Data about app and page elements
--------------------------------------------------

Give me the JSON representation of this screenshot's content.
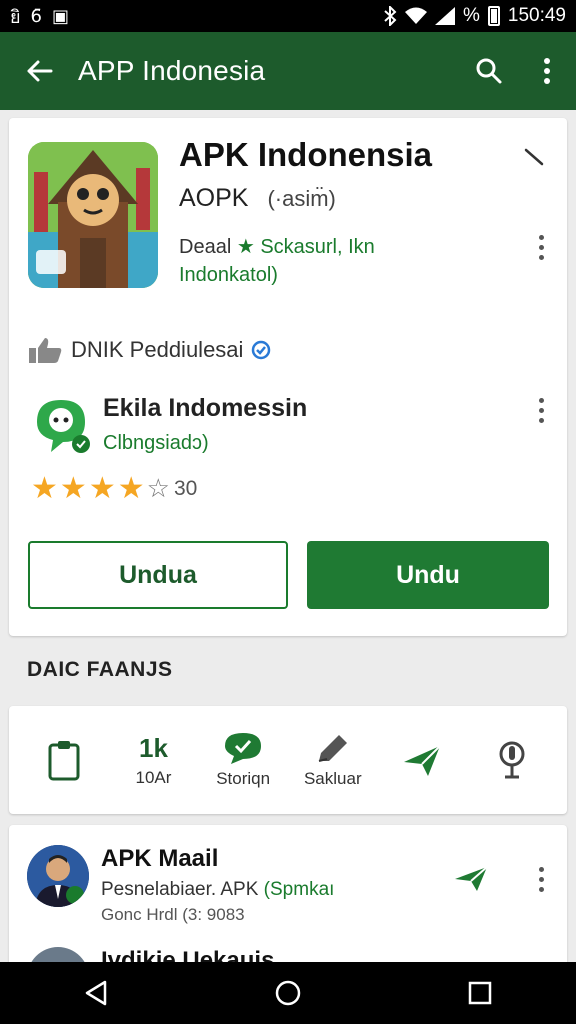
{
  "status_bar": {
    "left_icons": [
      "signal-alt-icon",
      "sim-icon",
      "image-icon"
    ],
    "left_glyphs": [
      "ยิ",
      "6̄",
      "▣"
    ],
    "time": "150:49",
    "percent_symbol": "%"
  },
  "app_bar": {
    "title": "APP Indonesia",
    "background": "#1d5b2c"
  },
  "app": {
    "title": "APK Indonensia",
    "subtitle": "AOPK",
    "subtitle_paren": "(·asim̈)",
    "developer_prefix": "Deaal",
    "developer_highlight": "★ Sckasurl, Ikn",
    "developer_line2": "Indonkatol)"
  },
  "recommendation": {
    "text": "DNIK Peddiulesai"
  },
  "sub_app": {
    "title": "Ekila Indomessin",
    "category": "Clbngsiadɔ)",
    "rating": 4,
    "rating_max": 5,
    "rating_count": "30"
  },
  "buttons": {
    "secondary_label": "Undua",
    "primary_label": "Undu"
  },
  "section": {
    "label": "DAIC FAANJS"
  },
  "icon_row": [
    {
      "icon": "clipboard-icon",
      "big": "",
      "label": ""
    },
    {
      "icon": "count",
      "big": "1k",
      "label": "10Ar"
    },
    {
      "icon": "chat-bubble-icon",
      "big": "",
      "label": "Storiqn"
    },
    {
      "icon": "pencil-icon",
      "big": "",
      "label": "Sakluar"
    },
    {
      "icon": "send-icon",
      "big": "",
      "label": ""
    },
    {
      "icon": "microphone-icon",
      "big": "",
      "label": ""
    }
  ],
  "list": [
    {
      "title": "APK Maail",
      "subtitle_prefix": "Pesnelabiaer. APK",
      "subtitle_highlight": "(Spmkaı",
      "meta": "Gonc Hrdl (3: 9083"
    },
    {
      "title": "Ivdikie Uekaujs",
      "subtitle_prefix": "",
      "subtitle_highlight": "",
      "meta": ""
    }
  ],
  "colors": {
    "accent": "#1a7b2d",
    "star": "#f5a623"
  }
}
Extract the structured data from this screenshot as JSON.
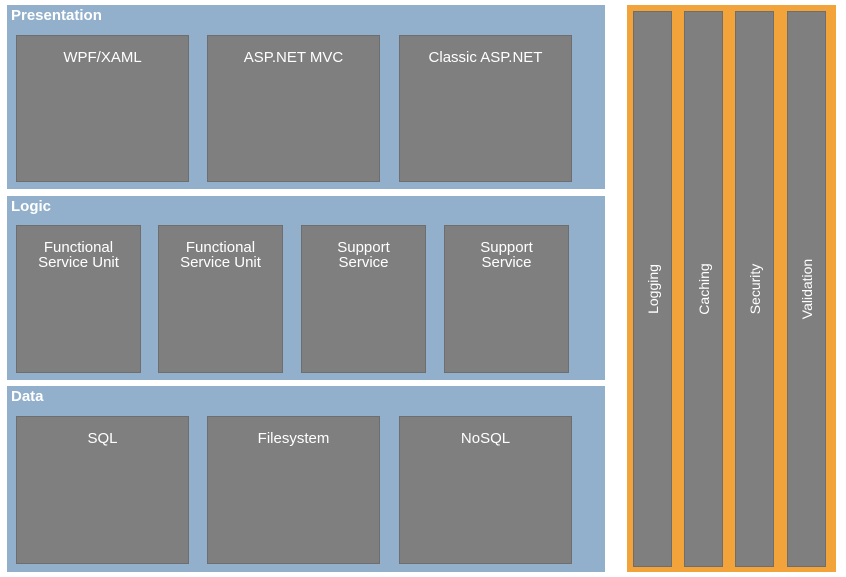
{
  "layers": [
    {
      "title": "Presentation",
      "boxes": [
        "WPF/XAML",
        "ASP.NET MVC",
        "Classic ASP.NET"
      ]
    },
    {
      "title": "Logic",
      "boxes": [
        "Functional\nService Unit",
        "Functional\nService Unit",
        "Support\nService",
        "Support\nService"
      ]
    },
    {
      "title": "Data",
      "boxes": [
        "SQL",
        "Filesystem",
        "NoSQL"
      ]
    }
  ],
  "cross_cutting": {
    "items": [
      "Logging",
      "Caching",
      "Security",
      "Validation"
    ]
  },
  "colors": {
    "layer_background": "#92b0cb",
    "box_fill": "#7f7f7f",
    "cross_cutting_background": "#f2a33a",
    "text": "#ffffff"
  }
}
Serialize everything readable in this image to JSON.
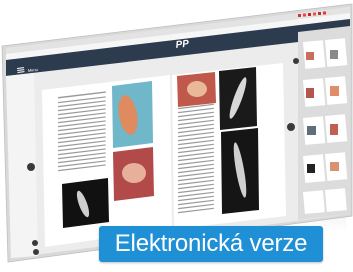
{
  "header": {
    "menu_label": "Menu"
  },
  "caption": {
    "text": "Elektronická verze"
  },
  "colors": {
    "caption_background": "#1f8fd6",
    "header_bar": "#2d3b4e",
    "screen_background": "#ececec",
    "sidebar_background": "#dcdcdc"
  }
}
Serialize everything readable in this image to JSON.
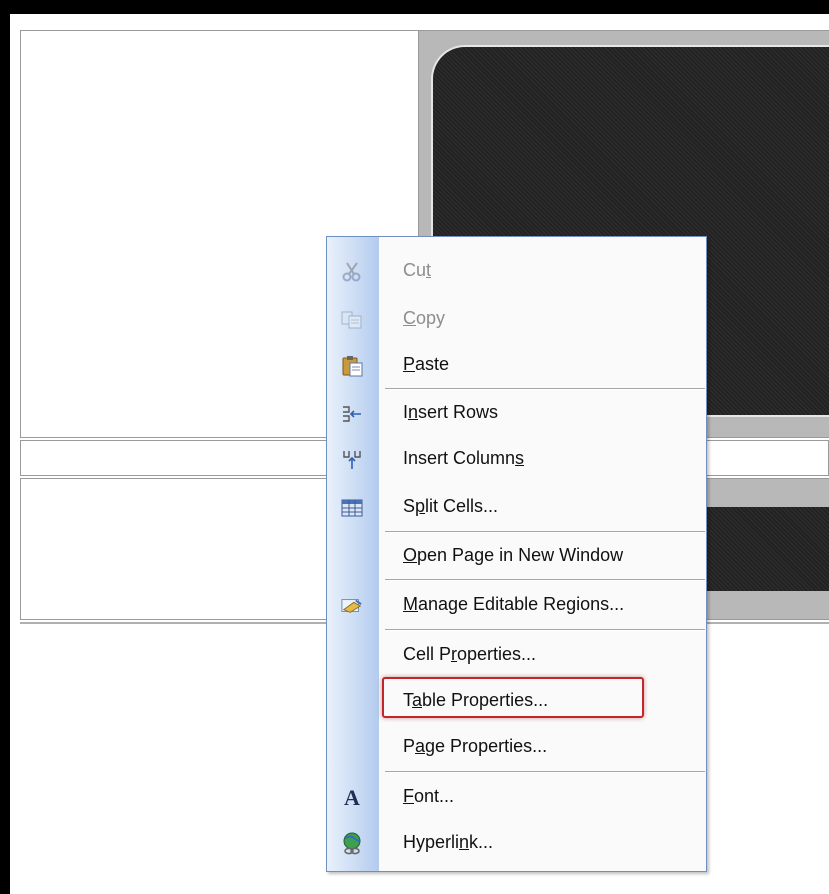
{
  "context_menu": {
    "items": [
      {
        "id": "cut",
        "label": "Cut",
        "mnemonic_index": 2,
        "icon": "scissors-icon",
        "disabled": true
      },
      {
        "id": "copy",
        "label": "Copy",
        "mnemonic_index": 0,
        "icon": "copy-icon",
        "disabled": true
      },
      {
        "id": "paste",
        "label": "Paste",
        "mnemonic_index": 0,
        "icon": "clipboard-paste-icon",
        "disabled": false
      },
      {
        "id": "insert-rows",
        "label": "Insert Rows",
        "mnemonic_index": 1,
        "icon": "insert-rows-icon",
        "disabled": false
      },
      {
        "id": "insert-columns",
        "label": "Insert Columns",
        "mnemonic_index": 13,
        "icon": "insert-columns-icon",
        "disabled": false
      },
      {
        "id": "split-cells",
        "label": "Split Cells...",
        "mnemonic_index": 1,
        "icon": "split-cells-icon",
        "disabled": false
      },
      {
        "id": "open-page-new-window",
        "label": "Open Page in New Window",
        "mnemonic_index": 0,
        "icon": "",
        "disabled": false
      },
      {
        "id": "manage-editable-regions",
        "label": "Manage Editable Regions...",
        "mnemonic_index": 0,
        "icon": "editable-regions-icon",
        "disabled": false
      },
      {
        "id": "cell-properties",
        "label": "Cell Properties...",
        "mnemonic_index": 6,
        "icon": "",
        "disabled": false
      },
      {
        "id": "table-properties",
        "label": "Table Properties...",
        "mnemonic_index": 1,
        "icon": "",
        "disabled": false,
        "highlighted": true
      },
      {
        "id": "page-properties",
        "label": "Page Properties...",
        "mnemonic_index": 1,
        "icon": "",
        "disabled": false
      },
      {
        "id": "font",
        "label": "Font...",
        "mnemonic_index": 0,
        "icon": "font-icon",
        "disabled": false
      },
      {
        "id": "hyperlink",
        "label": "Hyperlink...",
        "mnemonic_index": 7,
        "icon": "hyperlink-globe-icon",
        "disabled": false
      }
    ]
  },
  "colors": {
    "highlight_border": "#c0262c",
    "menu_border": "#6f8fc0",
    "gutter": "#c9dbf3",
    "dark_panel": "#262626",
    "gray_region": "#b8b8b8"
  }
}
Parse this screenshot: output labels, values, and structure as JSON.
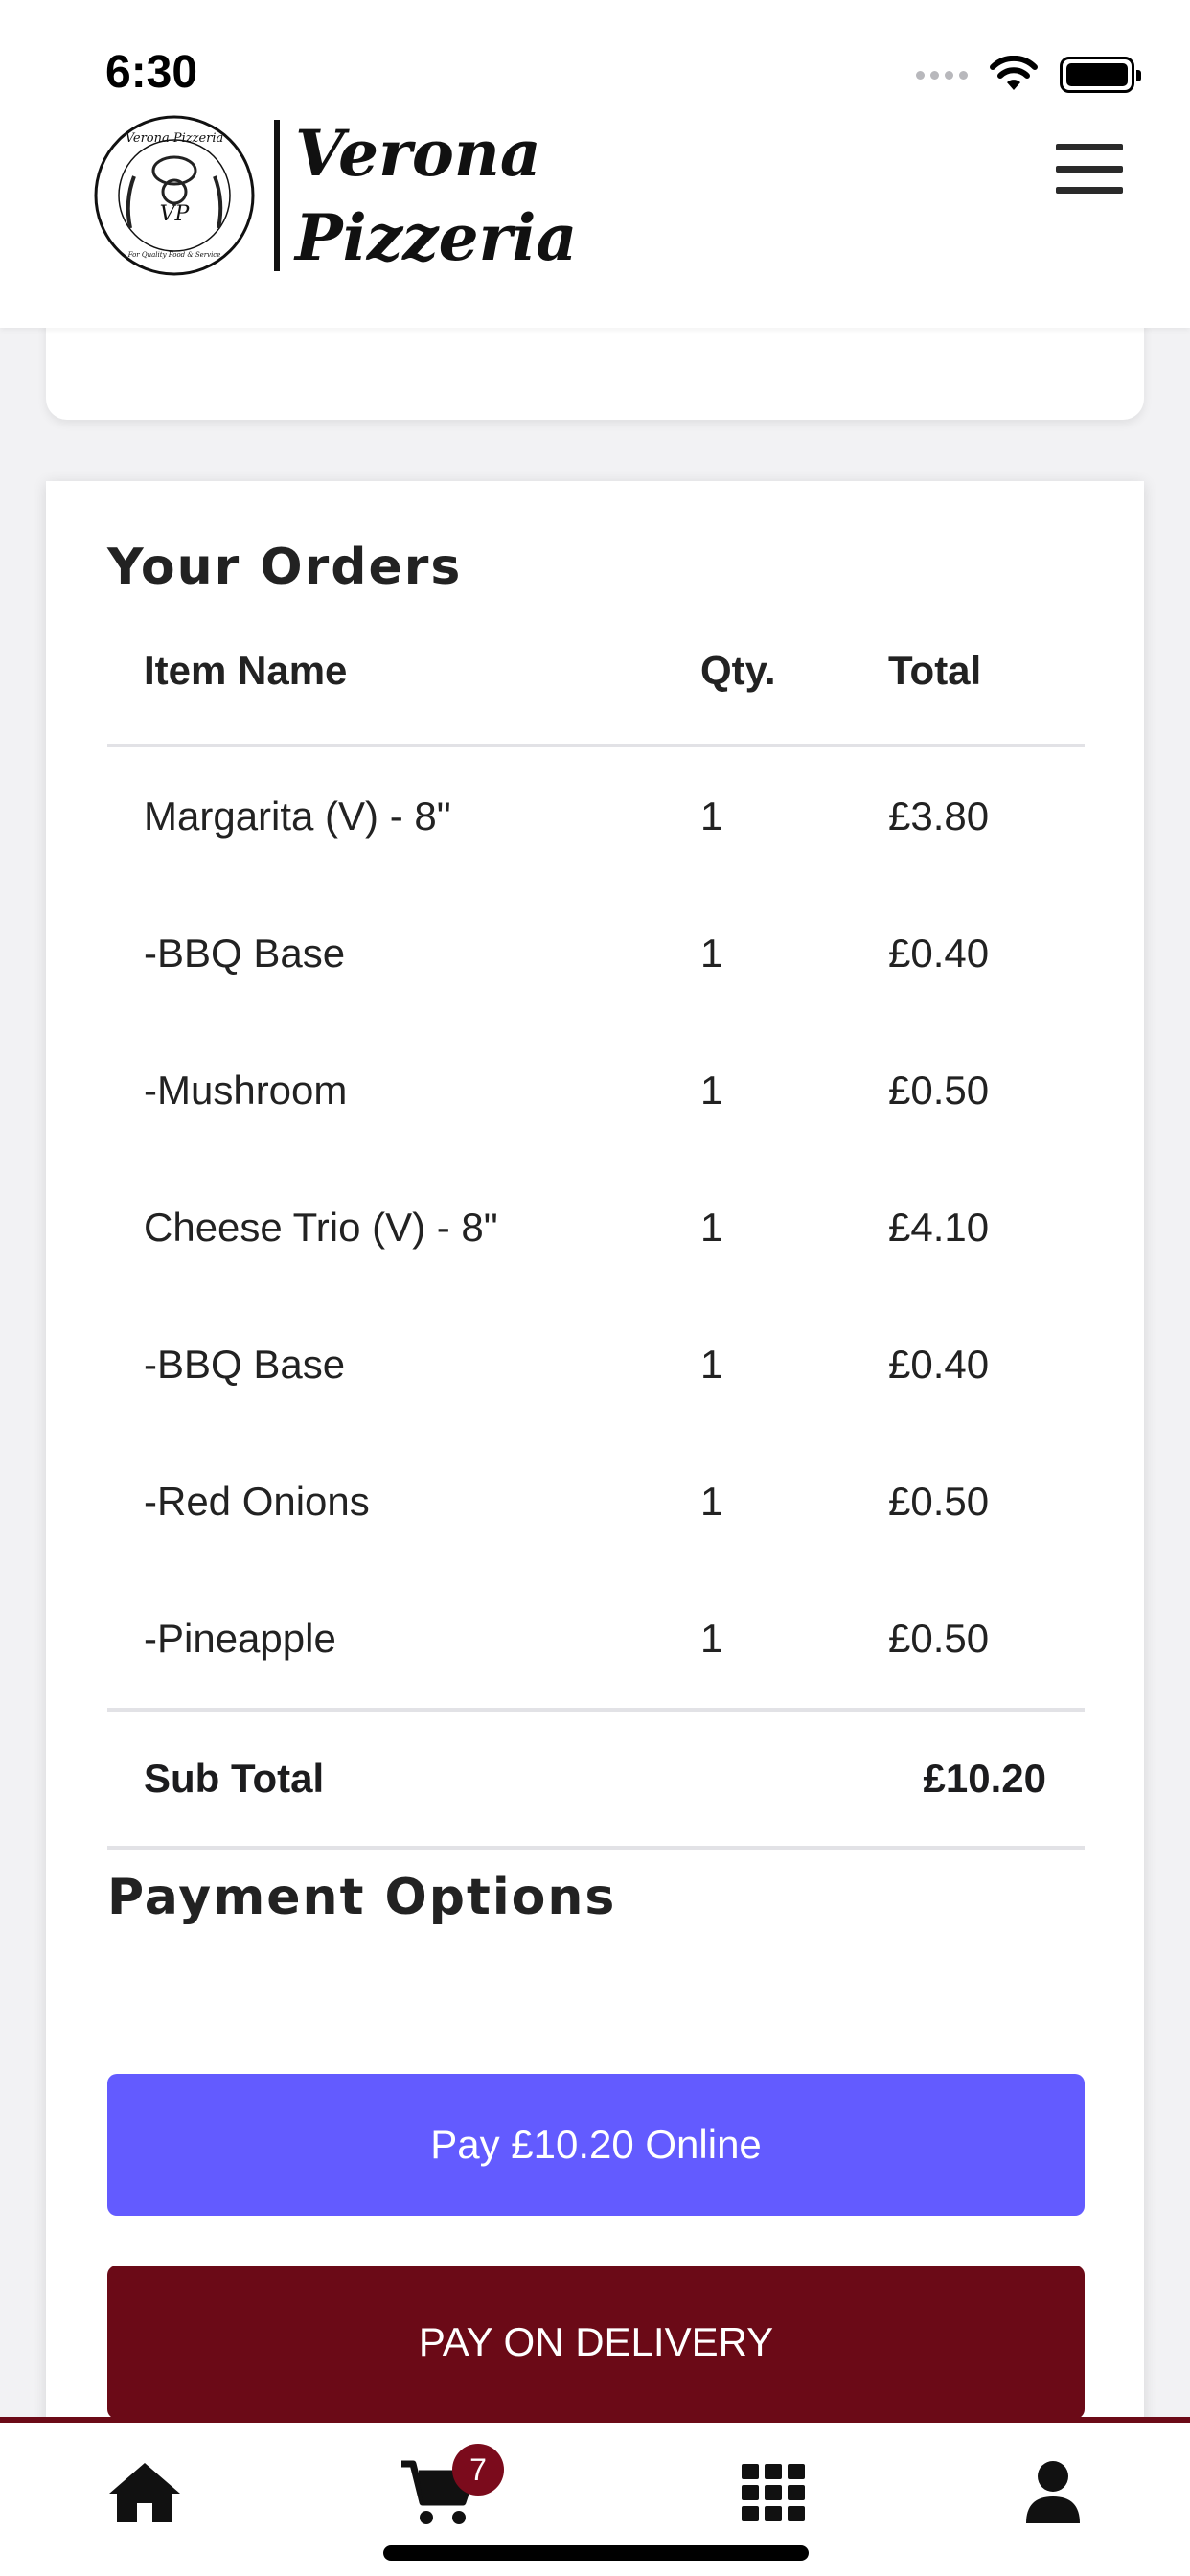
{
  "status_bar": {
    "time": "6:30"
  },
  "header": {
    "logo": {
      "name_line1": "Verona",
      "name_line2": "Pizzeria",
      "seal_text_top": "Verona Pizzeria",
      "seal_initials": "VP",
      "seal_text_bottom": "For Quality Food & Service"
    },
    "menu_icon": "hamburger-icon"
  },
  "orders": {
    "title": "Your Orders",
    "columns": [
      "Item Name",
      "Qty.",
      "Total"
    ],
    "rows": [
      {
        "item": "Margarita (V) - 8\"",
        "qty": "1",
        "total": "£3.80"
      },
      {
        "item": "-BBQ Base",
        "qty": "1",
        "total": "£0.40"
      },
      {
        "item": "-Mushroom",
        "qty": "1",
        "total": "£0.50"
      },
      {
        "item": "Cheese Trio (V) - 8\"",
        "qty": "1",
        "total": "£4.10"
      },
      {
        "item": "-BBQ Base",
        "qty": "1",
        "total": "£0.40"
      },
      {
        "item": "-Red Onions",
        "qty": "1",
        "total": "£0.50"
      },
      {
        "item": "-Pineapple",
        "qty": "1",
        "total": "£0.50"
      }
    ],
    "subtotal_label": "Sub Total",
    "subtotal_value": "£10.20"
  },
  "payment": {
    "title": "Payment Options",
    "online_label": "Pay £10.20 Online",
    "delivery_label": "PAY ON DELIVERY"
  },
  "bottom_nav": {
    "items": [
      "home-icon",
      "cart-icon",
      "grid-icon",
      "user-icon"
    ],
    "cart_count": "7"
  },
  "colors": {
    "brand": "#6b0a17",
    "online_button": "#635bff"
  }
}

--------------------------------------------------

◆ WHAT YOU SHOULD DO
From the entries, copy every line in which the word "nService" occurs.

◆ ANSWER SECTION
        "Functional\nService Unit",
        "Functional\nService Unit",
        "Support\nService",
        "Support\nService"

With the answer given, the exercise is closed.